The true meaning of Christmas has to be lived out in real lives in the real world. Christmas is not just some fanciful idea but it signals God’s move from speaking through the prophets to sending His Son to live amongst us.  In the mystery of the holy child breathing in the manger we are reminded that the coming of Jesus among us can bring us a new spiritual birth, He can restore our self esteem and enable us to become channels for bringing his love and peace to others.  The strange circumstances of the Christ child’s birth do not set Him apart from us but do help us identify Him; He shares all the frailty and insecurity of our human lives. The culture may have been very different over 2000 years ago but the world of today is neither more nor less fragile and broken than it was then. There were and still are so many victims of crazy officialdom, callous bureaucracy, oppression, vulnerable people living in terror. Just over a week ago 26 children and teachers were massacred in Connecticut. We like the Holy family are caught up in the historical events of our time but I believe that more and more people today are looking for answers to strengthen their beliefs and spiritual rebirth.

The Christmas story has the potential to change our world and our lives forever but sadly the human tendency to prefer the darkness to light is often the easier option. However the promise of John’s Prologue is that the darkness despite its best efforts, has never been able to extinguish the light.

God sent his Son Jesus into the world to live, die and rise for us in order to bring new beginnings and fresh hope and this is where our faith needs to be rooted. If we trust in God who shares our suffering and endures the darkness of evil then He will carry us through the dark nights of the soul and help us find fresh hope, compassion, trust and love. Our ultimate hope should lie in the future, in a kingdom that dawned with the coming of Christ into the world but will not be fulfilled this side of eternity. However like so many who have gone before us we should strive to bring about hope, healing and dignity to the needy and provide a glimmer of God’s light and love to shine in their lives. At Christmas time there is often a greater need than ever to offer help to the lonely, the vulnerable and the sick. Can we be aware of people who for all sorts of various reasons will not find this Christmas a happy time, not a time for dancing in the aisles of the supermarket to the tune of familiar Christmas songs and carols. There are people who won’t be sitting round a cosy fire with plenty of food and drink. Can we put just a spark of hope back in their hearts?

God gives us a choice, it is up to us to respond to Jesus’ teaching and choose the light.
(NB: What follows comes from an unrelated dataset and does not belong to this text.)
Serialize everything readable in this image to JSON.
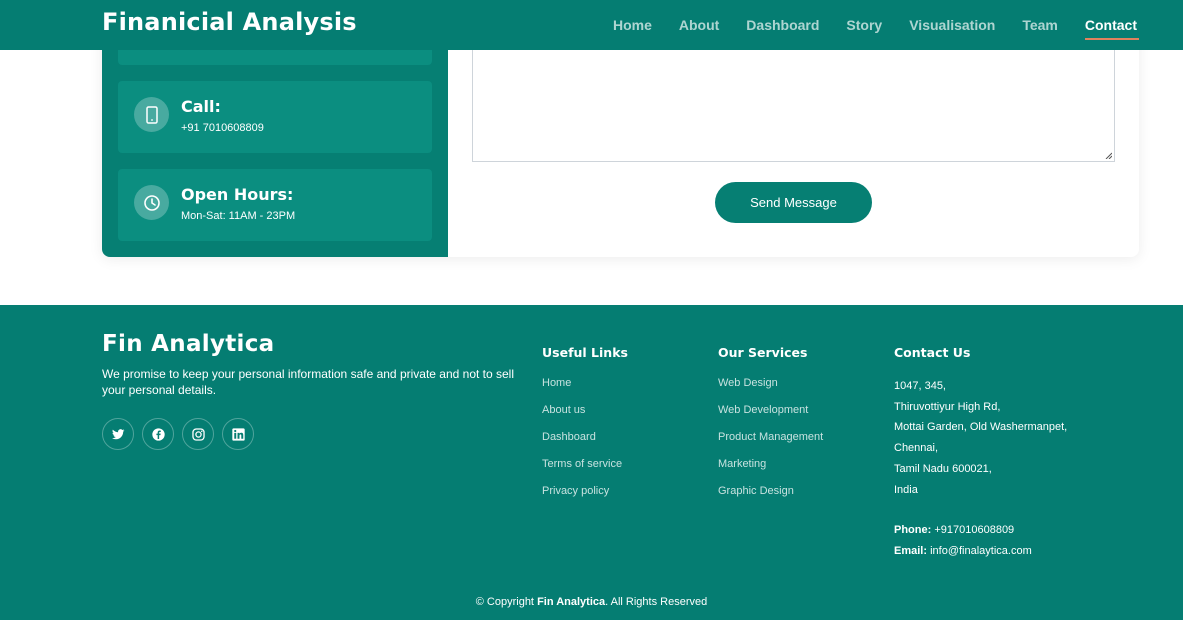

To step into our proper created place as God’s children alive in Him. And although our responses can’t always be used to minimise the problems of evil and suffering they can show that hope and love will not be extinguished, despite all that conspires against them.  If our actions show love, compassion and generosity we are in some small way bringing God’s Glory and kingdom a little closer to us here on earth.  Yes Christmas is about a great gift given to world through Jesus ‘the Word made flesh’ but also through us and that is an awesome privilege and responsibility.

We are called to trust the light of eternal truth, to walk in it and so become children of light. My prayer for you this Christmas is that you allow God’s illuminating presence to flood your hearts and souls afresh with the light of His Glory. Wishing you all the blessings and joys of this Holy Season.


The sermons index page

Return to St Faith's home page